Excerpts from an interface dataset
┄┄┄┄┄┄┄┄┄┄┄┄┄┄┄┄┄┄┄┄

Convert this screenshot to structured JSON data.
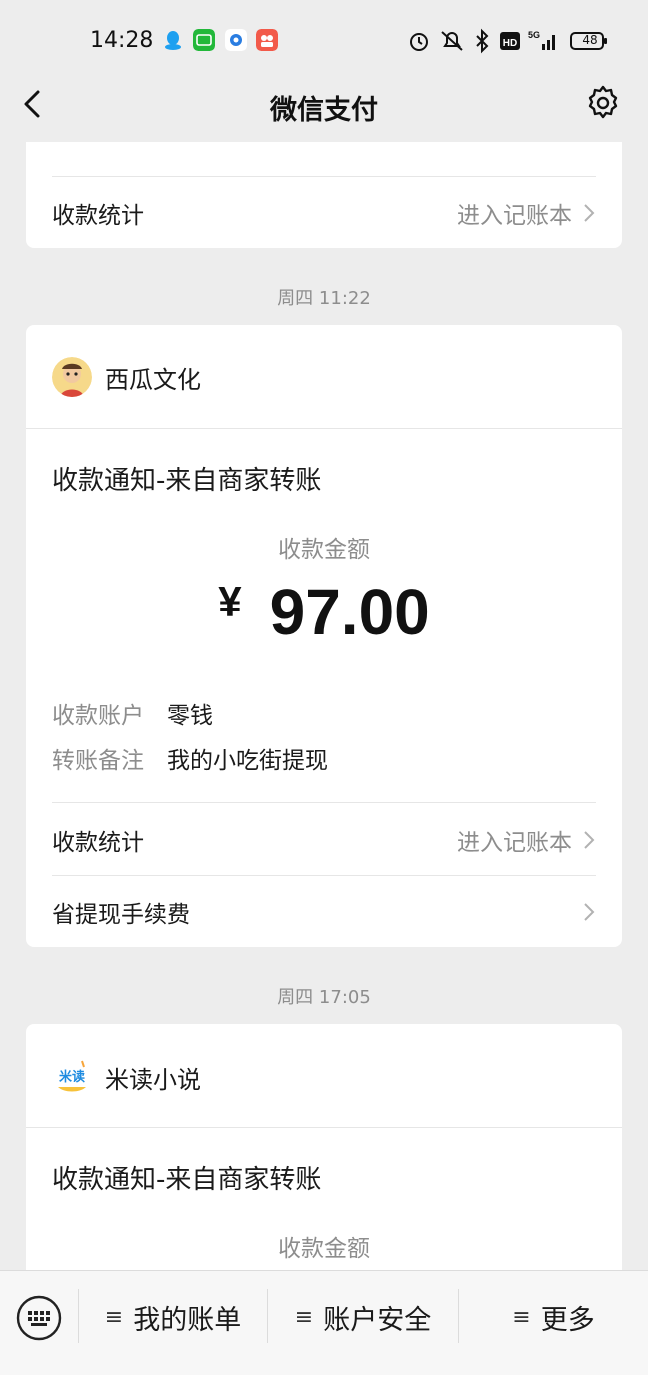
{
  "status": {
    "time": "14:28",
    "battery": "48"
  },
  "nav": {
    "title": "微信支付"
  },
  "top_card": {
    "stats_label": "收款统计",
    "stats_link": "进入记账本"
  },
  "messages": [
    {
      "time": "周四 11:22",
      "merchant": "西瓜文化",
      "title": "收款通知-来自商家转账",
      "amount_label": "收款金额",
      "currency": "¥",
      "amount": "97.00",
      "details": [
        {
          "key": "收款账户",
          "value": "零钱"
        },
        {
          "key": "转账备注",
          "value": "我的小吃街提现"
        }
      ],
      "stats_label": "收款统计",
      "stats_link": "进入记账本",
      "fee_label": "省提现手续费"
    },
    {
      "time": "周四 17:05",
      "merchant": "米读小说",
      "title": "收款通知-来自商家转账",
      "amount_label": "收款金额"
    }
  ],
  "bottom_menu": {
    "bars_glyph": "≡",
    "items": [
      "我的账单",
      "账户安全",
      "更多"
    ]
  },
  "colors": {
    "background": "#ededed",
    "card": "#ffffff",
    "secondary_text": "#8d8d8d"
  }
}
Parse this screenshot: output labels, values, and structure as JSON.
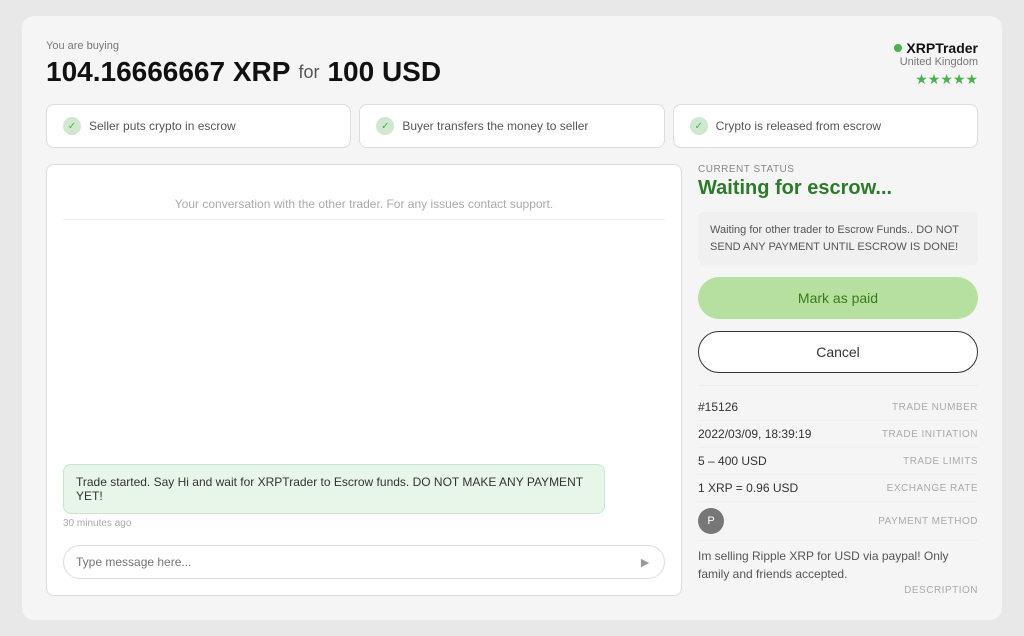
{
  "header": {
    "buying_label": "You are buying",
    "crypto_amount": "104.16666667 XRP",
    "for_text": "for",
    "fiat_amount": "100 USD"
  },
  "trader": {
    "name": "XRPTrader",
    "location": "United Kingdom",
    "stars": "★★★★★"
  },
  "steps": [
    {
      "label": "Seller puts crypto in escrow"
    },
    {
      "label": "Buyer transfers the money to seller"
    },
    {
      "label": "Crypto is released from escrow"
    }
  ],
  "chat": {
    "placeholder": "Your conversation with the other trader. For any issues contact support.",
    "input_placeholder": "Type message here...",
    "message": "Trade started. Say Hi and wait for XRPTrader to Escrow funds. DO NOT MAKE ANY PAYMENT YET!",
    "message_time": "30 minutes ago"
  },
  "status": {
    "current_status_label": "CURRENT STATUS",
    "title": "Waiting for escrow...",
    "notice": "Waiting for other trader to Escrow Funds.. DO NOT SEND ANY PAYMENT UNTIL ESCROW IS DONE!",
    "mark_paid_label": "Mark as paid",
    "cancel_label": "Cancel"
  },
  "trade_info": {
    "trade_number_label": "TRADE NUMBER",
    "trade_number": "#15126",
    "initiation_label": "TRADE INITIATION",
    "initiation": "2022/03/09, 18:39:19",
    "limits_label": "TRADE LIMITS",
    "limits": "5 – 400 USD",
    "rate_label": "EXCHANGE RATE",
    "rate": "1 XRP = 0.96 USD",
    "payment_method_label": "PAYMENT METHOD",
    "payment_icon": "P",
    "description_label": "DESCRIPTION",
    "description": "Im selling Ripple XRP for USD via paypal! Only family and friends accepted."
  }
}
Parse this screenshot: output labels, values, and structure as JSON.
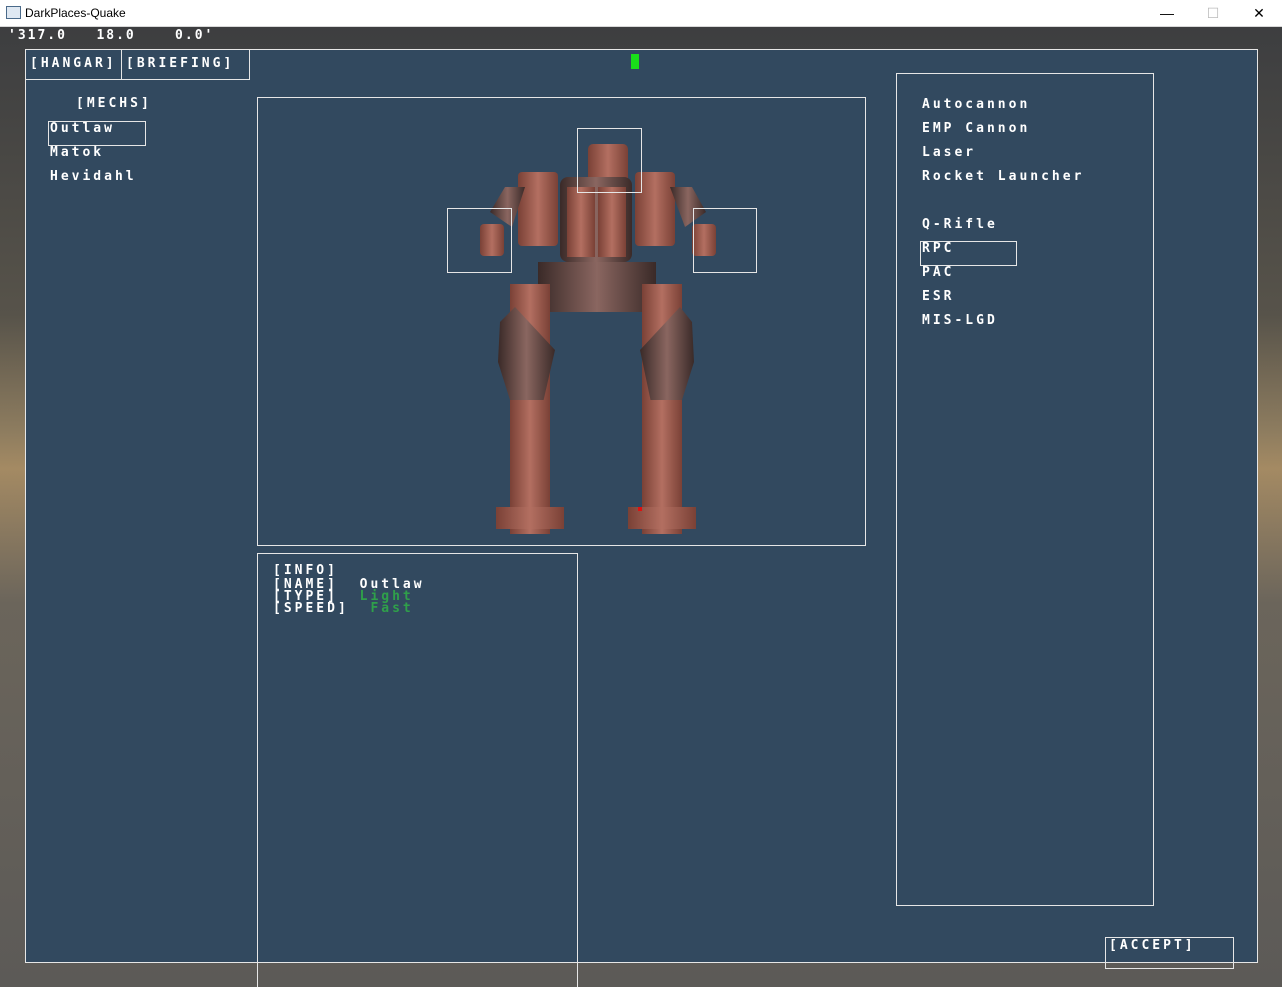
{
  "window": {
    "title": "DarkPlaces-Quake",
    "minimize_glyph": "—",
    "maximize_glyph": "☐",
    "close_glyph": "✕"
  },
  "hud": {
    "coords": "'317.0   18.0    0.0'"
  },
  "tabs": {
    "hangar": "[HANGAR]",
    "briefing": "[BRIEFING]"
  },
  "mechs": {
    "header": "[MECHS]",
    "items": [
      "Outlaw",
      "Matok",
      "Hevidahl"
    ],
    "selected": "Outlaw"
  },
  "weapons": {
    "items": [
      "Autocannon",
      "EMP Cannon",
      "Laser",
      "Rocket Launcher",
      "Q-Rifle",
      "RPC",
      "PAC",
      "ESR",
      "MIS-LGD"
    ],
    "selected": "RPC"
  },
  "info": {
    "header": "[INFO]",
    "name_label": "[NAME]",
    "name_value": "Outlaw",
    "type_label": "[TYPE]",
    "type_value": "Light",
    "speed_label": "[SPEED]",
    "speed_value": "Fast"
  },
  "accept": "[ACCEPT]",
  "colors": {
    "panel": "#32495f",
    "accent_green": "#2fa04a",
    "indicator": "#19e019",
    "mech_rust": "#a7665a"
  }
}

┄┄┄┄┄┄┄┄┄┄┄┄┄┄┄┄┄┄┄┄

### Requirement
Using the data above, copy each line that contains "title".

### Response to the exercise
    "title": "微信支付"
      "title": "收款通知-来自商家转账",
      "title": "收款通知-来自商家转账",
    "title": "Waiting for escrow...",
    "title": "DarkPlaces-Quake",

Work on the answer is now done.